● What you will do
Report each line of the entries that includes "Discovery" by copying it.

Page and application data records
—————
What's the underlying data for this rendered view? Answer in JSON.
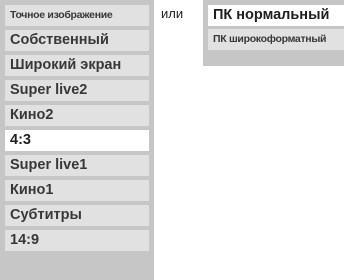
{
  "left_menu": {
    "items": [
      {
        "label": "Точное изображение",
        "selected": false
      },
      {
        "label": "Собственный",
        "selected": false
      },
      {
        "label": "Широкий экран",
        "selected": false
      },
      {
        "label": "Super live2",
        "selected": false
      },
      {
        "label": "Кино2",
        "selected": false
      },
      {
        "label": "4:3",
        "selected": true
      },
      {
        "label": "Super live1",
        "selected": false
      },
      {
        "label": "Кино1",
        "selected": false
      },
      {
        "label": "Субтитры",
        "selected": false
      },
      {
        "label": "14:9",
        "selected": false
      }
    ]
  },
  "separator_text": "или",
  "right_menu": {
    "items": [
      {
        "label": "ПК нормальный",
        "selected": true
      },
      {
        "label": "ПК широкоформатный",
        "selected": false
      }
    ]
  },
  "colors": {
    "menu_bg": "#c6c6c6",
    "item_bg": "#e1e1e1",
    "selected_bg": "#ffffff",
    "text": "#383838"
  }
}
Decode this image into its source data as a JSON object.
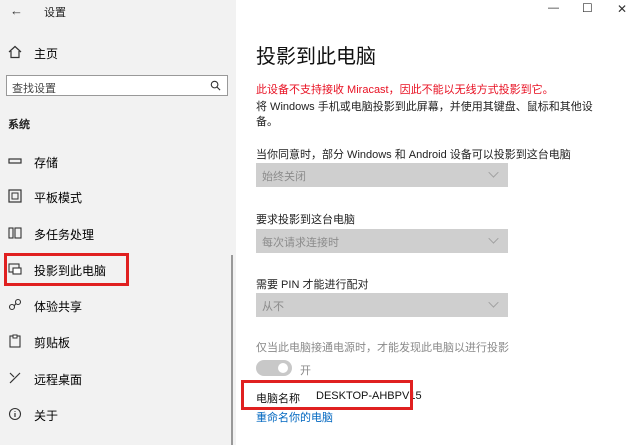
{
  "window": {
    "title": "设置",
    "minimize_glyph": "—",
    "maximize_glyph": "☐",
    "close_glyph": "✕"
  },
  "sidebar": {
    "home_label": "主页",
    "search_placeholder": "查找设置",
    "section_label": "系统",
    "items": [
      {
        "label": "存储",
        "icon": "storage-icon"
      },
      {
        "label": "平板模式",
        "icon": "tablet-mode-icon"
      },
      {
        "label": "多任务处理",
        "icon": "multitasking-icon"
      },
      {
        "label": "投影到此电脑",
        "icon": "project-icon"
      },
      {
        "label": "体验共享",
        "icon": "share-icon"
      },
      {
        "label": "剪贴板",
        "icon": "clipboard-icon"
      },
      {
        "label": "远程桌面",
        "icon": "remote-desktop-icon"
      },
      {
        "label": "关于",
        "icon": "info-icon"
      }
    ]
  },
  "main": {
    "title": "投影到此电脑",
    "warning": "此设备不支持接收 Miracast，因此不能以无线方式投影到它。",
    "description_line1": "将 Windows 手机或电脑投影到此屏幕，并使用其键盘、鼠标和其他设",
    "description_line2": "备。",
    "setting1_label": "当你同意时，部分 Windows 和 Android 设备可以投影到这台电脑",
    "setting1_value": "始终关闭",
    "setting2_label": "要求投影到这台电脑",
    "setting2_value": "每次请求连接时",
    "setting3_label": "需要 PIN 才能进行配对",
    "setting3_value": "从不",
    "power_label": "仅当此电脑接通电源时，才能发现此电脑以进行投影",
    "toggle_text": "开",
    "pc_name_label": "电脑名称",
    "pc_name_value": "DESKTOP-AHBPV15",
    "rename_link": "重命名你的电脑"
  },
  "colors": {
    "accent": "#0067c0",
    "warning": "#e81123",
    "highlight_box": "#e02020",
    "sidebar_bg": "#f2f2f2",
    "dropdown_bg": "#cfcfcf"
  }
}
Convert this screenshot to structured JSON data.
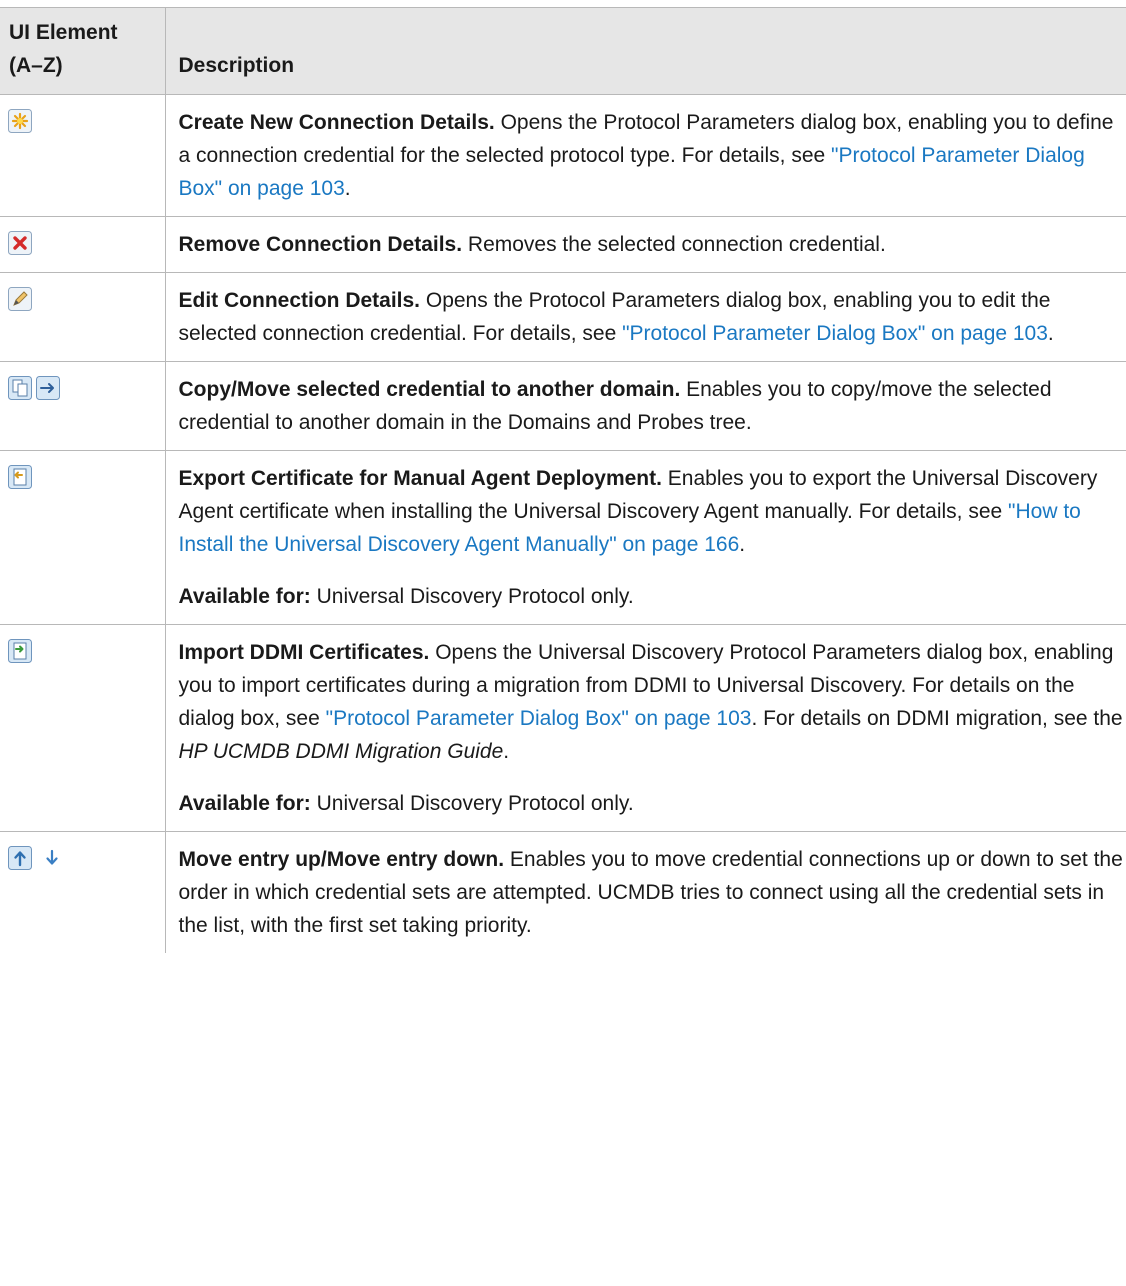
{
  "header": {
    "col_element": "UI Element (A–Z)",
    "col_description": "Description"
  },
  "rows": [
    {
      "icon": "new-star-icon",
      "title": "Create New Connection Details.",
      "text1": " Opens the Protocol Parameters dialog box, enabling you to define a connection credential for the selected protocol type. For details, see ",
      "link1": "\"Protocol Parameter Dialog Box\" on page 103",
      "text2": "."
    },
    {
      "icon": "remove-x-icon",
      "title": "Remove Connection Details.",
      "text1": " Removes the selected connection credential."
    },
    {
      "icon": "edit-pencil-icon",
      "title": "Edit Connection Details.",
      "text1": " Opens the Protocol Parameters dialog box, enabling you to edit the selected connection credential. For details, see ",
      "link1": "\"Protocol Parameter Dialog Box\" on page 103",
      "text2": "."
    },
    {
      "icons": [
        "copy-icon",
        "move-arrow-icon"
      ],
      "title": "Copy/Move selected credential to another domain.",
      "text1": " Enables you to copy/move the selected credential to another domain in the Domains and Probes tree."
    },
    {
      "icon": "export-certificate-icon",
      "title": "Export Certificate for Manual Agent Deployment.",
      "text1": " Enables you to export the Universal Discovery Agent certificate when installing the Universal Discovery Agent manually. For details, see ",
      "link1": "\"How to Install the Universal Discovery Agent Manually\" on page 166",
      "text2": ".",
      "note_label": "Available for:",
      "note_text": " Universal Discovery Protocol only."
    },
    {
      "icon": "import-certificate-icon",
      "title": "Import DDMI Certificates.",
      "text1": " Opens the Universal Discovery Protocol Parameters dialog box, enabling you to import certificates during a migration from DDMI to Universal Discovery. For details on the dialog box, see ",
      "link1": "\"Protocol Parameter Dialog Box\" on page 103",
      "text2": ". For details on DDMI migration, see the ",
      "italic": "HP UCMDB DDMI Migration Guide",
      "text3": ".",
      "note_label": "Available for:",
      "note_text": " Universal Discovery Protocol only."
    },
    {
      "icons": [
        "move-up-icon",
        "move-down-icon"
      ],
      "title": "Move entry up/Move entry down.",
      "text1": " Enables you to move credential connections up or down to set the order in which credential sets are attempted. UCMDB tries to connect using all the credential sets in the list, with the first set taking priority."
    }
  ]
}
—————
● Answer to this exercise
      "text1": " Enables you to export the Universal Discovery Agent certificate when installing the Universal Discovery Agent manually. For details, see ",
      "link1": "\"How to Install the Universal Discovery Agent Manually\" on page 166",
      "note_text": " Universal Discovery Protocol only."
      "text1": " Opens the Universal Discovery Protocol Parameters dialog box, enabling you to import certificates during a migration from DDMI to Universal Discovery. For details on the dialog box, see ",
      "note_text": " Universal Discovery Protocol only."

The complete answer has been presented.